▶ [PROMPT]: Would you copy each line of the data below that has "JSON"?

▶ [EXCERPTED DATA]:
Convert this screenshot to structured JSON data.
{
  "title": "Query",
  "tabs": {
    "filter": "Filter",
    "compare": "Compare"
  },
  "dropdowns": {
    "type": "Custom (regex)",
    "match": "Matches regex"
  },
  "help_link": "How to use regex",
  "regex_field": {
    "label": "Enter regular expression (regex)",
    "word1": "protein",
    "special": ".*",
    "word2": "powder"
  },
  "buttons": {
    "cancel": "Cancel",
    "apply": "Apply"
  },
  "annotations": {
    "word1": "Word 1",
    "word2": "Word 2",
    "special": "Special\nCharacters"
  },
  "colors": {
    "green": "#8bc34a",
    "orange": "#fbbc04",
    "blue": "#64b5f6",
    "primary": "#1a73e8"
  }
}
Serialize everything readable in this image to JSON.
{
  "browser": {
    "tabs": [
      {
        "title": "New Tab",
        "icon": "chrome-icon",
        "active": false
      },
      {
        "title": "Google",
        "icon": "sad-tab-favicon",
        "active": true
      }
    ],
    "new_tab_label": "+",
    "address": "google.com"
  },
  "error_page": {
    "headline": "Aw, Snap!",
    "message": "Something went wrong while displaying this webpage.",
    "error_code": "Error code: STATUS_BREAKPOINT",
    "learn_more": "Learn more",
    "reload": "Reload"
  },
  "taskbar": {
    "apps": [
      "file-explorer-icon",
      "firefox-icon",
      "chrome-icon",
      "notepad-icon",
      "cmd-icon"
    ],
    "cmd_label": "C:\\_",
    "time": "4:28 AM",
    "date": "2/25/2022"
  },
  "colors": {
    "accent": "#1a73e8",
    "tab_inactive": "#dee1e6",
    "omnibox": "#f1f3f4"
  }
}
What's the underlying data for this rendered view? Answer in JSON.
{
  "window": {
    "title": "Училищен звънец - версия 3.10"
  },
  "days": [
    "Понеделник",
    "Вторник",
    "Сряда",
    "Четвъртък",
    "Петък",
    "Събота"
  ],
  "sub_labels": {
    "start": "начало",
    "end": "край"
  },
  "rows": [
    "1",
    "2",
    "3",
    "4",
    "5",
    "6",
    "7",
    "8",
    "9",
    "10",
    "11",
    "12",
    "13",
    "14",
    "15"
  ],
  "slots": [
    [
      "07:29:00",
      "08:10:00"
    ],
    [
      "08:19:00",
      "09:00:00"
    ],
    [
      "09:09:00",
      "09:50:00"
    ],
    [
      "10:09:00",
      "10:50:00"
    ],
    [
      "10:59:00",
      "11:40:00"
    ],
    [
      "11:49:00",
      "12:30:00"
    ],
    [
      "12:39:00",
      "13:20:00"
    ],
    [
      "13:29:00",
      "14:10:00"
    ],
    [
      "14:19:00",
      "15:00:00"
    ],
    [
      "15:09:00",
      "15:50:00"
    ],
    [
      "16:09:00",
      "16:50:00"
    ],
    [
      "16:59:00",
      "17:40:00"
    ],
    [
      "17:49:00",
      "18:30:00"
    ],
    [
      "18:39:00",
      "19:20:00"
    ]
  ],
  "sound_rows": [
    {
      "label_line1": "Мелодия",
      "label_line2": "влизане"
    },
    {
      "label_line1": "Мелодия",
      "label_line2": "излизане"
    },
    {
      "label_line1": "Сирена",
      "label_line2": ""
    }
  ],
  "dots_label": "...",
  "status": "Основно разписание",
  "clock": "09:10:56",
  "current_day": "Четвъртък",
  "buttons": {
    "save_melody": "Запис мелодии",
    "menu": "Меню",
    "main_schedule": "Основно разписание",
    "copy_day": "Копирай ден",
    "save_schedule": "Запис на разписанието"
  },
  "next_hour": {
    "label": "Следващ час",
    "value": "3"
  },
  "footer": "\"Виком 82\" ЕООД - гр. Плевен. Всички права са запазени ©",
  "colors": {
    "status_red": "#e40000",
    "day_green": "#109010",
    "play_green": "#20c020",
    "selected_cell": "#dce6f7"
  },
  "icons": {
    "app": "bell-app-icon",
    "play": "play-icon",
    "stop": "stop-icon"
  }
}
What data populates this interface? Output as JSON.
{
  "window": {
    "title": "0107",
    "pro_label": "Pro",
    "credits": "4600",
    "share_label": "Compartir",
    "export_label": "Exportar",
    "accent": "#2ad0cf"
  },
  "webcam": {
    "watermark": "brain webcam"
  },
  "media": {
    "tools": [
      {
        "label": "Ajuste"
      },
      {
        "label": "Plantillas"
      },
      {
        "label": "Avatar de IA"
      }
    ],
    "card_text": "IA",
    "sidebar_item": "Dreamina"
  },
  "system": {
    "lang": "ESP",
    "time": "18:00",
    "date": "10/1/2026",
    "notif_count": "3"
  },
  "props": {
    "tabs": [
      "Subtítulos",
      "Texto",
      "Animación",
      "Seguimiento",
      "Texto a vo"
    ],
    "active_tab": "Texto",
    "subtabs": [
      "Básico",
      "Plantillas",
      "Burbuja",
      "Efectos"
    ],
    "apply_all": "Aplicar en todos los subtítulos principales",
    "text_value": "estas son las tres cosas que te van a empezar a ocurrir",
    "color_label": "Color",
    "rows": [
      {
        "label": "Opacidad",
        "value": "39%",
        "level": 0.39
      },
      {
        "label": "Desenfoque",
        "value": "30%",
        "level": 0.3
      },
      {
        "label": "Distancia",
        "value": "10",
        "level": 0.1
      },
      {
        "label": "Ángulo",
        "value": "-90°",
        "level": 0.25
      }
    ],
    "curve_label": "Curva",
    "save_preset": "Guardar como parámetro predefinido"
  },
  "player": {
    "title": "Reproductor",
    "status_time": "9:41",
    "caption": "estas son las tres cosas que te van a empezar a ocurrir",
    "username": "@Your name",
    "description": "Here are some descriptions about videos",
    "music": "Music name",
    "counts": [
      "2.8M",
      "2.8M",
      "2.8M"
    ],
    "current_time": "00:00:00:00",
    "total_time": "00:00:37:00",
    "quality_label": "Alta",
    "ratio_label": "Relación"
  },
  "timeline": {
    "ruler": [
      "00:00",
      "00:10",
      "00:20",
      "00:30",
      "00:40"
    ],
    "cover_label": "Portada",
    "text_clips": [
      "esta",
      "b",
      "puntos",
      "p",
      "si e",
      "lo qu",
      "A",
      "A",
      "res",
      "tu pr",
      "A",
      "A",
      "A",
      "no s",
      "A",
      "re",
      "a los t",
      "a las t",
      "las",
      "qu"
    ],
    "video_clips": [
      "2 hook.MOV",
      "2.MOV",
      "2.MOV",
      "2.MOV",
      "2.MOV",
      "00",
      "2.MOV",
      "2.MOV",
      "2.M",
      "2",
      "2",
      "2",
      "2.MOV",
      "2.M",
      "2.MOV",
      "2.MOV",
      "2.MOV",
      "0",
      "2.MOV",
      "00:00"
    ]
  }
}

▶ [PROBLEM SOLUTION]:
Convert this screenshot to structured JSON data.
Serialize everything readable in this image to JSON.
What's the underlying data for this rendered view? Answer in JSON.
What data populates this interface? Output as JSON.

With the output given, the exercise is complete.